Animated sculptures (don’t really know how to name them – pretty spectacular!!)
Founder of Materiology
One stunning personality. The 33-year-old has created FAB.REcology, a fabrication machine that changes the very nature of a material as it is printed, taking the process far beyond the current abilities
of rapid prototyping.
“Imagine you are feeding concrete into the machine and you have some sort of mechanism that controls its density,” Oxman says. “The concrete can come out very dense and thick, or it can come out very porous.” Areas that are load bearing would be solid, while those that provide ventilation and light would be permeable, dramatically reducing material redundancy and energy demands. “The architect becomes this composer that controls material distribution,” she says. “It’s no longer about the shape of a building but rather its behavior.” And though Oxman is now limited to feeding the relevant environmental data into the machine at the lab, she imagines the technology evolving into a giant robot that would survey conditions and print a building on-site.
Pop Tech Presentation on Designing Form:
Items made from recycled bicycle parts
I spent this morning reading about a research project developed by terreform new york architecture organization called “Plastic Nation” trying to develop new design methods for synthetic materials.
The results are far from being something trully innovative, but through it i discovered the intense frenzy around using plastic bottles as design/construction materials – had no idea it’s extended soo much.

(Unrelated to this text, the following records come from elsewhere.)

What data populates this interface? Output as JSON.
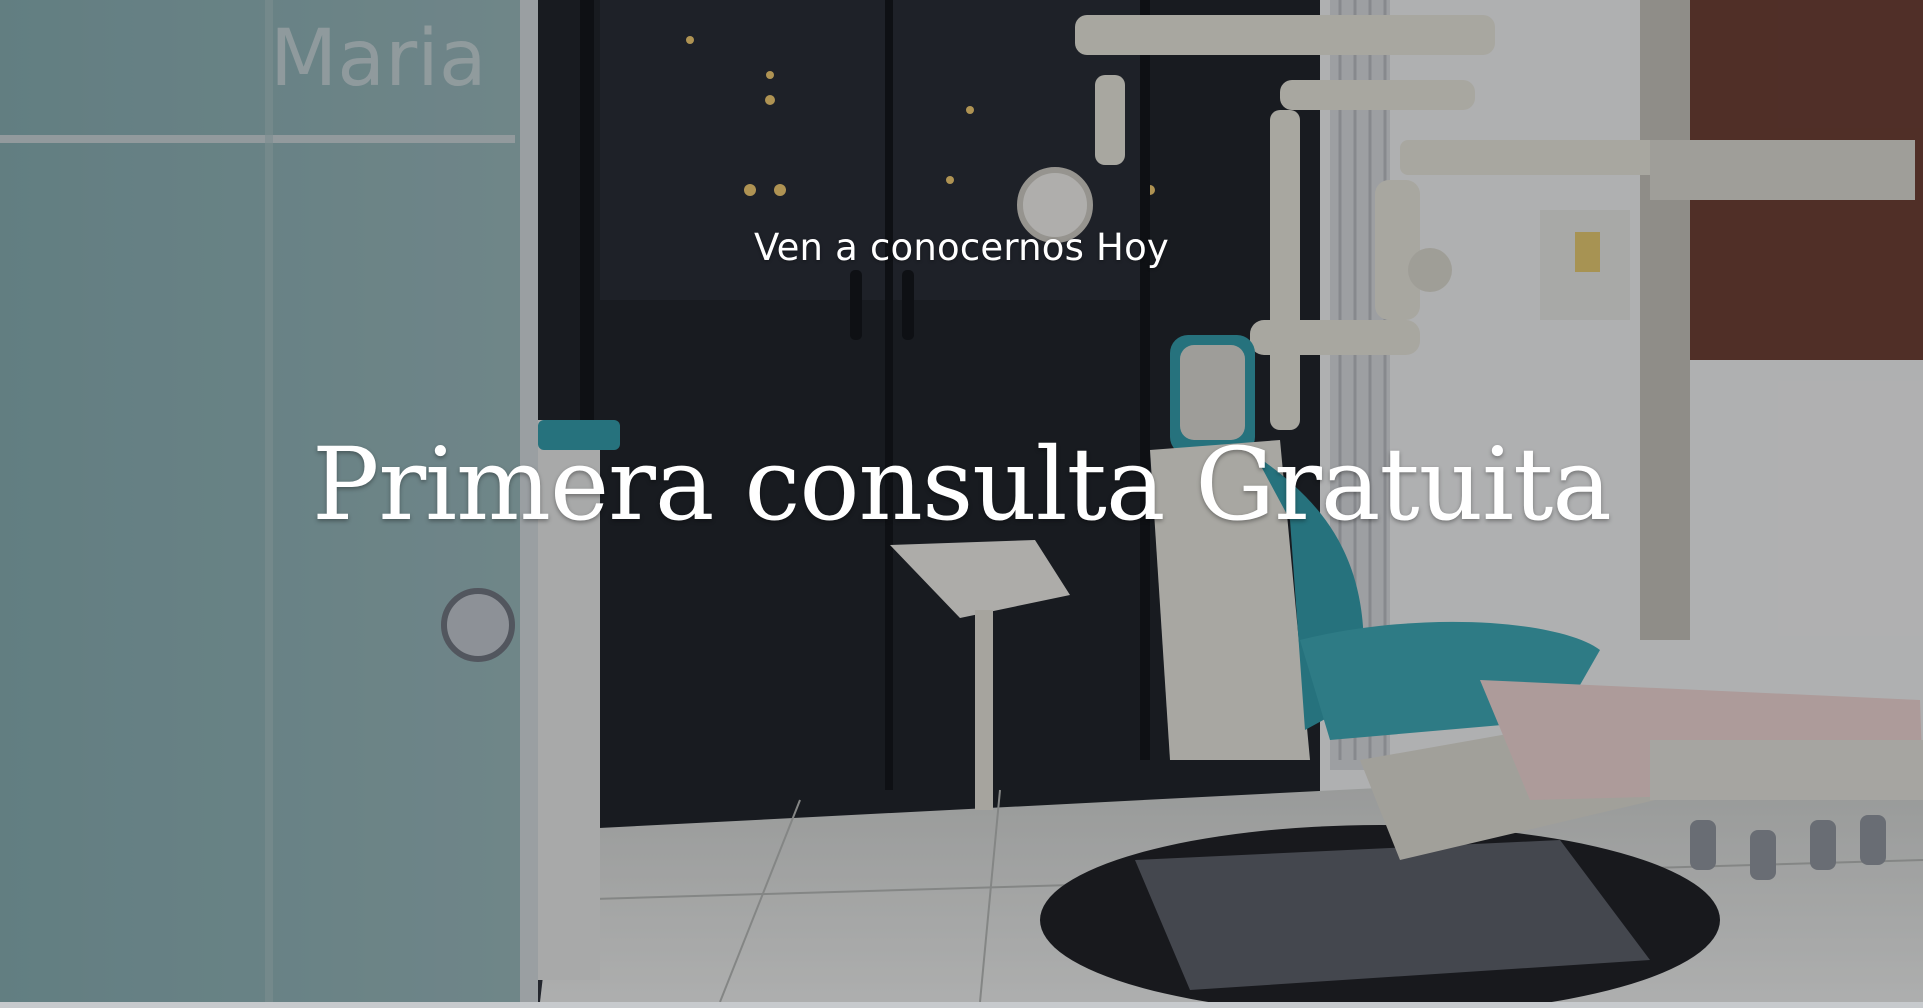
{
  "hero": {
    "subtitle": "Ven a conocernos Hoy",
    "headline": "Primera consulta Gratuita",
    "background_image": "dental-clinic-office-photo",
    "glass_sign_text": "Maria"
  },
  "colors": {
    "text": "#ffffff",
    "overlay": "#14161e",
    "chair_teal": "#2e9aa6",
    "floor": "#e4e4e0"
  }
}
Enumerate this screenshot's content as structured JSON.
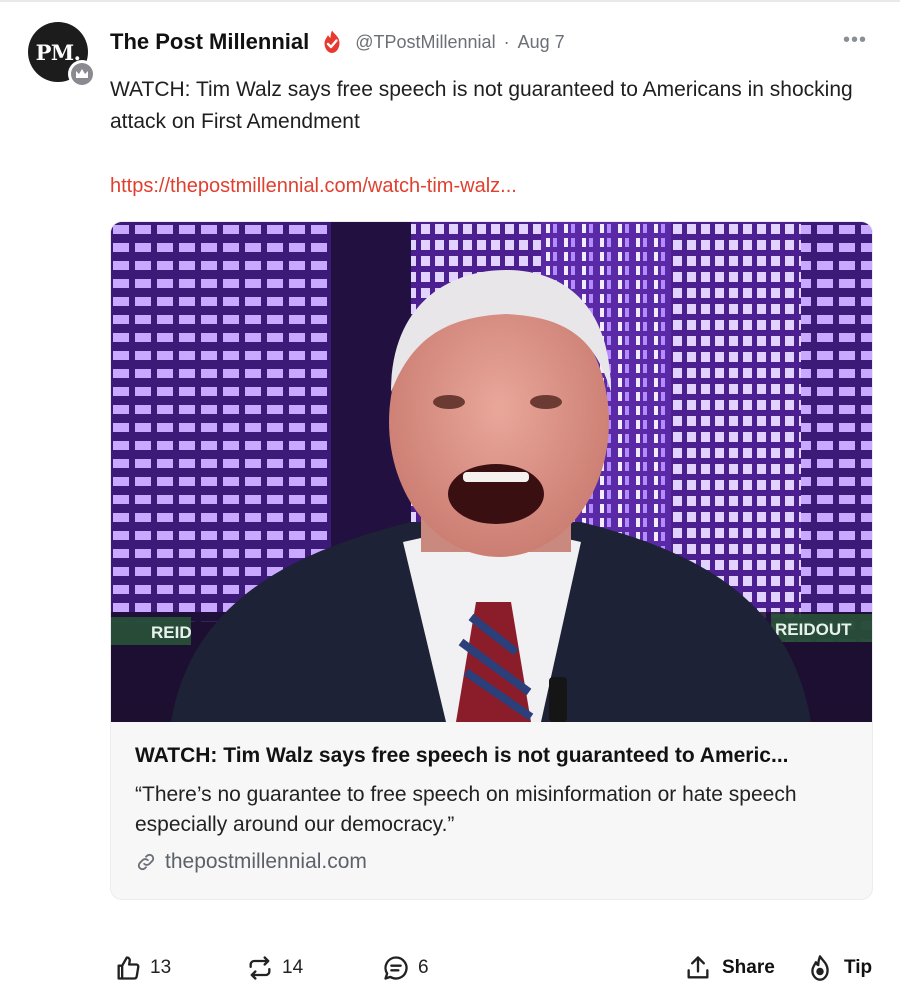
{
  "post": {
    "author": {
      "avatar_text": "PM.",
      "display_name": "The Post Millennial",
      "handle": "@TPostMillennial",
      "verified_icon": "verified-flame-badge",
      "badge_icon": "crown-badge-icon"
    },
    "separator": "·",
    "date": "Aug 7",
    "more_menu": "•••",
    "text": "WATCH: Tim Walz says free speech is not guaranteed to Americans in shocking attack on First Amendment",
    "link": "https://thepostmillennial.com/watch-tim-walz...",
    "colors": {
      "link": "#e0402f",
      "brand_red": "#e8382f",
      "muted": "#6b6f76"
    }
  },
  "card": {
    "image_overlay_left": "REID",
    "image_overlay_right": "REIDOUT",
    "title": "WATCH: Tim Walz says free speech is not guaranteed to Americ...",
    "description": "“There’s no guarantee to free speech on misinformation or hate speech especially around our democracy.”",
    "domain": "thepostmillennial.com"
  },
  "actions": {
    "like": {
      "icon": "thumbs-up-icon",
      "count": "13"
    },
    "repost": {
      "icon": "repost-icon",
      "count": "14"
    },
    "comment": {
      "icon": "comment-icon",
      "count": "6"
    },
    "share": {
      "icon": "share-icon",
      "label": "Share"
    },
    "tip": {
      "icon": "tip-flame-icon",
      "label": "Tip"
    }
  }
}
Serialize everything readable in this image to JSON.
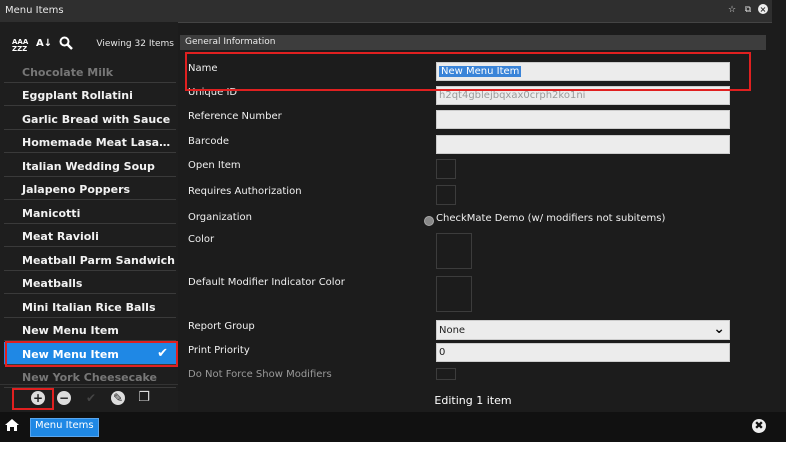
{
  "window": {
    "title": "Menu Items"
  },
  "window_controls": {
    "star": "☆",
    "restore": "⧉",
    "close": "×"
  },
  "toolbar": {
    "viewing_label": "Viewing 32 Items",
    "sort_az": "AAA ZZZ",
    "sort_num": "A↓Z"
  },
  "list": {
    "items": [
      {
        "label": "Chocolate Milk",
        "faded": true
      },
      {
        "label": "Eggplant Rollatini"
      },
      {
        "label": "Garlic Bread with Sauce"
      },
      {
        "label": "Homemade Meat Lasag..."
      },
      {
        "label": "Italian Wedding Soup"
      },
      {
        "label": "Jalapeno Poppers"
      },
      {
        "label": "Manicotti"
      },
      {
        "label": "Meat Ravioli"
      },
      {
        "label": "Meatball Parm Sandwich"
      },
      {
        "label": "Meatballs"
      },
      {
        "label": "Mini Italian Rice Balls"
      },
      {
        "label": "New Menu Item"
      },
      {
        "label": "New Menu Item",
        "selected": true
      },
      {
        "label": "New York Cheesecake",
        "faded": true
      }
    ]
  },
  "footer_icons": [
    "add-icon",
    "remove-icon",
    "check-icon",
    "edit-icon",
    "copy-icon"
  ],
  "section": {
    "title": "General Information"
  },
  "form": {
    "name_label": "Name",
    "name_value": "New Menu Item",
    "uid_label": "Unique ID",
    "uid_value": "h2qt4gblejbqxax0crph2ko1ni",
    "ref_label": "Reference Number",
    "ref_value": "",
    "barcode_label": "Barcode",
    "barcode_value": "",
    "open_item_label": "Open Item",
    "requires_auth_label": "Requires Authorization",
    "org_label": "Organization",
    "org_value": "CheckMate Demo (w/ modifiers not subitems)",
    "color_label": "Color",
    "default_mod_color_label": "Default Modifier Indicator Color",
    "report_group_label": "Report Group",
    "report_group_value": "None",
    "print_priority_label": "Print Priority",
    "print_priority_value": "0",
    "no_force_label": "Do Not Force Show Modifiers"
  },
  "status": {
    "editing": "Editing 1 item"
  },
  "bottom": {
    "tab_label": "Menu Items"
  },
  "colors": {
    "accent": "#1f88e5",
    "highlight": "#e02020",
    "background": "#1c1c1c"
  }
}
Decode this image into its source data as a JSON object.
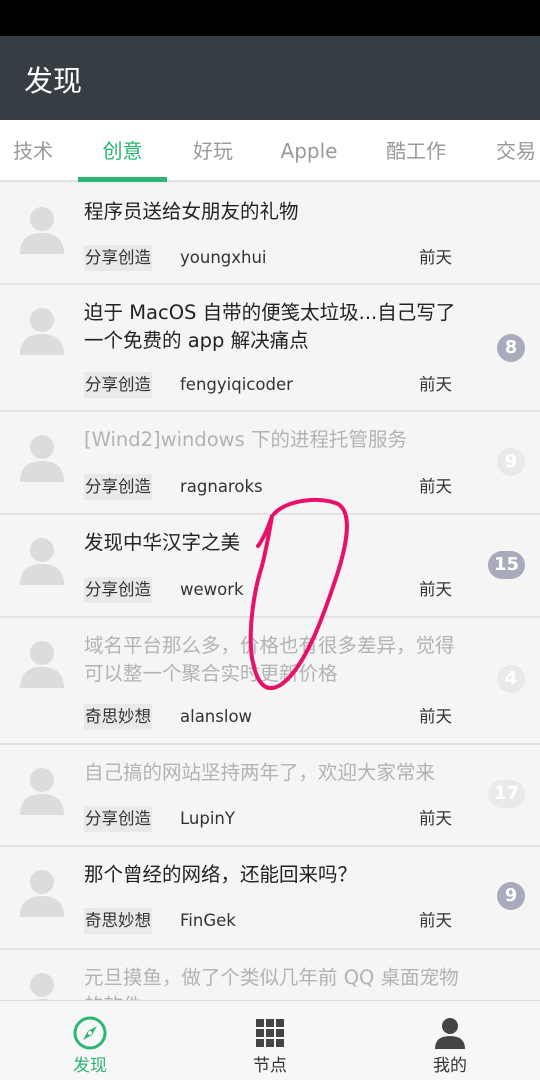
{
  "appbar": {
    "title": "发现"
  },
  "tabs": [
    {
      "label": "技术",
      "active": false
    },
    {
      "label": "创意",
      "active": true
    },
    {
      "label": "好玩",
      "active": false
    },
    {
      "label": "Apple",
      "active": false
    },
    {
      "label": "酷工作",
      "active": false
    },
    {
      "label": "交易",
      "active": false
    }
  ],
  "topics": [
    {
      "title": "程序员送给女朋友的礼物",
      "node": "分享创造",
      "author": "youngxhui",
      "time": "前天",
      "replies": "",
      "read": false
    },
    {
      "title": "迫于 MacOS 自带的便笺太垃圾...自己写了一个免费的 app 解决痛点",
      "node": "分享创造",
      "author": "fengyiqicoder",
      "time": "前天",
      "replies": "8",
      "read": false
    },
    {
      "title": "[Wind2]windows 下的进程托管服务",
      "node": "分享创造",
      "author": "ragnaroks",
      "time": "前天",
      "replies": "9",
      "read": true
    },
    {
      "title": "发现中华汉字之美",
      "node": "分享创造",
      "author": "wework",
      "time": "前天",
      "replies": "15",
      "read": false
    },
    {
      "title": "域名平台那么多，价格也有很多差异，觉得可以整一个聚合实时更新价格",
      "node": "奇思妙想",
      "author": "alanslow",
      "time": "前天",
      "replies": "4",
      "read": true
    },
    {
      "title": "自己搞的网站坚持两年了，欢迎大家常来",
      "node": "分享创造",
      "author": "LupinY",
      "time": "前天",
      "replies": "17",
      "read": true
    },
    {
      "title": "那个曾经的网络，还能回来吗？",
      "node": "奇思妙想",
      "author": "FinGek",
      "time": "前天",
      "replies": "9",
      "read": false
    },
    {
      "title": "元旦摸鱼，做了个类似几年前 QQ 桌面宠物的软件",
      "node": "",
      "author": "",
      "time": "",
      "replies": "",
      "read": true
    }
  ],
  "bottom_nav": [
    {
      "label": "发现",
      "icon": "compass-icon",
      "active": true
    },
    {
      "label": "节点",
      "icon": "grid-icon",
      "active": false
    },
    {
      "label": "我的",
      "icon": "person-icon",
      "active": false
    }
  ],
  "colors": {
    "accent": "#2bb673",
    "appbar": "#363d43",
    "badge": "#a9abbc",
    "annotation": "#e8106a"
  }
}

The problem that i always had with this material is that the end result usually looks amatory and kitch.
Well…not anymore! A designer called Aurora Robson totally changed my view on plastic bottles.
Check video out:
Brilliant german designer/artist. Her works are situated in between the boundaries of Art & Science and Critical Design. The objects she creates often pretend to be products.
Just started working on a proposal based on the artistic legacy of Jean Tinguely’s Métamatics, a series of sculptural machines capable of producing works of art.